- _Task details_
Check each line of the data for "Shadow", and copy the ones that have it.

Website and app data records
-----
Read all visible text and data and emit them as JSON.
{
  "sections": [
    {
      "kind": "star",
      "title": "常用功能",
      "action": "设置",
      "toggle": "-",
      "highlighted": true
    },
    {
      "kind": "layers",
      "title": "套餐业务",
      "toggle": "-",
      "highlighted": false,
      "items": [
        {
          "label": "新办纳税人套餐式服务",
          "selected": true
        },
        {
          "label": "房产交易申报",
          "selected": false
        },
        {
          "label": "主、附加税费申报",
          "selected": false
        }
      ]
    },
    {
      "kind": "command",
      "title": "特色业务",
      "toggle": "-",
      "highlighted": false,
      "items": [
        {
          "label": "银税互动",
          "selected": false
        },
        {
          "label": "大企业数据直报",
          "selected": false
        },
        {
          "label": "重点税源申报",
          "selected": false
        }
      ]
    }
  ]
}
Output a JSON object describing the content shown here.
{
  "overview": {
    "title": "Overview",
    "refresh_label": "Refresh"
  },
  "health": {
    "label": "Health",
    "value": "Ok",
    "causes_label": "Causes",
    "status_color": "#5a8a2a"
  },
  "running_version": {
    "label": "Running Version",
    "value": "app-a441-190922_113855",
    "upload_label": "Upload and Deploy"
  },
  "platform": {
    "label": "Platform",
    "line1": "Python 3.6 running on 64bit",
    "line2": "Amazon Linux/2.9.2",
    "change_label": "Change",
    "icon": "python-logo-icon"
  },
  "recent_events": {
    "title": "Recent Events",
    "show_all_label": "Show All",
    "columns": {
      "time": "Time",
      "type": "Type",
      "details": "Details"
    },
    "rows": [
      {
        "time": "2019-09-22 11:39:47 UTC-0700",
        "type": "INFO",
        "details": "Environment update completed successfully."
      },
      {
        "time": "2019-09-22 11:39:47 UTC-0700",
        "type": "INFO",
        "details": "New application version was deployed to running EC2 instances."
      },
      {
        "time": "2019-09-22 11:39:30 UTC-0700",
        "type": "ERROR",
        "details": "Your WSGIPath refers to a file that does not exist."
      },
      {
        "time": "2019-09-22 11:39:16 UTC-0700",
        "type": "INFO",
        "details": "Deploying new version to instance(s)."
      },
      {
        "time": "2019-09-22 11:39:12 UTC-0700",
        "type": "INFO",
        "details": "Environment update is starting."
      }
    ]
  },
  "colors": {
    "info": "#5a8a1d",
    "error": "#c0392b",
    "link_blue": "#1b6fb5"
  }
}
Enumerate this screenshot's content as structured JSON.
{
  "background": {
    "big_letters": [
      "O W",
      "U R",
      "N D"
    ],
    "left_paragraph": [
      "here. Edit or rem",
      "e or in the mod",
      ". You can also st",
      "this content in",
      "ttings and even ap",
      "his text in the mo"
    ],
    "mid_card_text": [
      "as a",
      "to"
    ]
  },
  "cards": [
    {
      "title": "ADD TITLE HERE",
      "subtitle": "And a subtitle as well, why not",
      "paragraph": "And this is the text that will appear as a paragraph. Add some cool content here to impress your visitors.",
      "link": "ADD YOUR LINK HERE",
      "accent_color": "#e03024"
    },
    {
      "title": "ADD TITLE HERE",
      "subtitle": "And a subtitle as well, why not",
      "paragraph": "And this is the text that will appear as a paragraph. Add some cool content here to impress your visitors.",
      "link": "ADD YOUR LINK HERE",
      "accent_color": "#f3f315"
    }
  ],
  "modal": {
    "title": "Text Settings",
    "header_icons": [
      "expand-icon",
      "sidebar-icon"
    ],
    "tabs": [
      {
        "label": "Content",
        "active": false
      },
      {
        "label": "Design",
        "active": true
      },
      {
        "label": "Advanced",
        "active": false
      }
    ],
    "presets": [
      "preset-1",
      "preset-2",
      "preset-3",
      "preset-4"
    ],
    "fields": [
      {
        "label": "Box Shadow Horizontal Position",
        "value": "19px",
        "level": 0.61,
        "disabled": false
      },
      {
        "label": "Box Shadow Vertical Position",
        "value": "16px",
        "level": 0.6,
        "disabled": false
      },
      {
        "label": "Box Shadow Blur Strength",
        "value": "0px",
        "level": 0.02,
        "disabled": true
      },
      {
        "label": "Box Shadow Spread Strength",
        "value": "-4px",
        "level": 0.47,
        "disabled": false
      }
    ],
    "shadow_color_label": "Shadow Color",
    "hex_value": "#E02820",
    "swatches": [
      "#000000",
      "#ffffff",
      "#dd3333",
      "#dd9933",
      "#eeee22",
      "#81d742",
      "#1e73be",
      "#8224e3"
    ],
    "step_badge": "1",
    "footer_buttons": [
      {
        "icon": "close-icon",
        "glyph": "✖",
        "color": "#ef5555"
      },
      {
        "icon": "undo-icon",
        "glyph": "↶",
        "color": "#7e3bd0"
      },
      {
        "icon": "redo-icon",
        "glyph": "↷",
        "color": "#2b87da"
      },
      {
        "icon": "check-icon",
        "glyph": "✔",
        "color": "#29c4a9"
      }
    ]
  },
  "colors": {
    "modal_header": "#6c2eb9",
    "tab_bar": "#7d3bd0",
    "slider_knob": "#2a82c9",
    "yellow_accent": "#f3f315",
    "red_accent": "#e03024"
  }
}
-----
- _Exercise solution_
        "label": "Box Shadow Horizontal Position",
        "label": "Box Shadow Vertical Position",
        "label": "Box Shadow Blur Strength",
        "label": "Box Shadow Spread Strength",
    "shadow_color_label": "Shadow Color",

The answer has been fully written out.